January 25, 2024

I Still Feel Shame for My Past Sins. What Should I Do?

Nathan W. Bingham & Sinclair Ferguson
I Still Feel Shame for My Past Sins. What Should I Do?

No matter how long someone has been a Christian, sometimes remembering sins from the past can bring feelings of shame. Today, Sinclair Ferguson explains how the gospel brings us peace when these thoughts arise.


NATHAN W. BINGHAM: Joining us this week on the Ask Ligonier podcast is Dr. Sinclair Ferguson. Dr. Ferguson, many Christians still feel shame for their past sins. What counsel would you give them, and how can the gospel help?

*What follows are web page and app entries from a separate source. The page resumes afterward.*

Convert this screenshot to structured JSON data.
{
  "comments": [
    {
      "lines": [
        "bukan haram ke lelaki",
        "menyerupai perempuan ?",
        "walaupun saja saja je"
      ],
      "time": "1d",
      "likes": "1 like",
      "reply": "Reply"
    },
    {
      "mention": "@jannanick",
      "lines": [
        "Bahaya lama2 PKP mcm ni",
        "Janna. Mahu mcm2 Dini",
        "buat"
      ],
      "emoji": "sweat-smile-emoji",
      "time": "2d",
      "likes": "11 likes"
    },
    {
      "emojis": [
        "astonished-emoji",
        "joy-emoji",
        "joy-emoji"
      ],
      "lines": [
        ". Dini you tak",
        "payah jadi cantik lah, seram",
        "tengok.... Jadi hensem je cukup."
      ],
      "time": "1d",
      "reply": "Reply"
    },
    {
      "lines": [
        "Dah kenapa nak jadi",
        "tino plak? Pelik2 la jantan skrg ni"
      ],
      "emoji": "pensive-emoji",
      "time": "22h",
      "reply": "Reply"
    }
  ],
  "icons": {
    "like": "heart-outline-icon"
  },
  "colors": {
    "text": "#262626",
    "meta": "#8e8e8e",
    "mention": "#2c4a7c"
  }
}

DR. SINCLAIR FERGUSON: Well, this is a great pastoral question. We feel shame for our past sins. What can we do to find help? I think the first thing I would say to somebody who said that to me would be: “I feel exactly the same way. And God’s people throughout the ages have often felt that.” In fact, Paul seems to assume that we will think that. In Romans, he says, “You think about the things you did in the past and you feel ashamed of them, and you realize that they brought no fruit to you.” So maybe the first thing to say is, “If that’s true of me, then I’m not alone,” that it’s been the experience of God’s people throughout the ages.

I remember reading Samuel Rutherford, who loved the Lord Jesus so much and wrote about Him so marvelously. In his letters, he says that the memory of the sins of his past were like a new fire being set off in his life, and that can happen. So, I think maybe one of the first things to say is we always need to look out for Satan. You know, financial people speak about “gilt-edged” stock in the United Kingdom. And I’ve sometimes thought that’s a good way of thinking also about the way Satan works, although you spell the word guilt in his case differently. He loves to dabble in our guilt. Calvin has an expression he uses in that connection. He says, “Sometimes Satan seeks to drive the saint to despair in this way.”

So, how do we respond? Well, I think there are two things to say here. First of all, we need to get the gospel right. And then second of all, we need to get the Lord Jesus right.

So, first of all, we need to get the gospel right. What does that mean? It means remembering that Christ died for our sins once for all. That means He did it once. He doesn’t need to do it again. He has done absolutely everything that is needed to pardon all my sins. He has done everything that is needed to deal with my shame.

If you think about what He went through at the cross, perhaps even stripped bear and assaulted, made an object of shame, why would His father allow that to happen? Why would they agree that He would do that? It was so that He would not only deal with the guilt of my sin by dying for me on the cross, but that He would also deal with the shame of my sin by the way in which He died as someone who was crucified. So, I think we need to remember that everything needed for our forgiveness has already been done.

The second thing to remember is that when we come to faith in Christ, our justification in Christ is absolutely perfect. I sometimes put it this way: if you could find the oldest and saintliest person in your church and bring them forward to the front of the congregation and then find the newest Christian, just a baby Christian just struggling to begin the Christian life, that elderly saint who may have suffered so much, been so faithful so long, is no more justified than this young Christian, and this young Christian is no less justified. Sometimes we allow Satan to absorb our minds with our shame because we’ve fallen into the temptation that our justification ebbs and flows, but it doesn’t. It’s given to us fully and finally—the righteousness of Jesus Christ fully and finally given to us the moment we become Christians.

So, we need to get the gospel right, and we need to ask the Spirit to help us to appropriate the truth of the gospel, to realize that as Jeremiah puts it—and interestingly, this is quoted twice in Hebrews, in Hebrews 8 and 10—God says to us, “In the new covenant, in Christ, I will remember your sins no more” (Jer. 31:34; Heb. 8:12; 10:16–17). So, we need to appreciate that God is not remembering them and not allow Satan to insist that we remember them, and when we do remember them, to bring them back to the Lord and seek and enjoy His forgiveness again.

And then, as I said, the second thing is to get the Lord Jesus right. I think there are Christians who feel that Jesus is just waiting there to hammer them. And I hope I’m not being misunderstood in saying this, but I think it’s so important that we understand Jesus is far more concerned about us than He is about our sins. I think sometimes we can have a view of Jesus that suggests what He’s really interested in is our sins because He died for them. But you see, He died for them because He was more interested in us than He is interested in our sins. He died for us in order to get rid of our sins, not to keep bringing up our sins.

And so, what we need to do is to keep turning our eyes to Christ. Many of the past masters of the spiritual life—and I’ve encountered this saying in several of them—have said something like, “For every look you take at yourself, make sure you take ten looks at Christ.” And I think if we begin to do that, we’ll begin to find that the Lord helps us to deal with the shame of our past.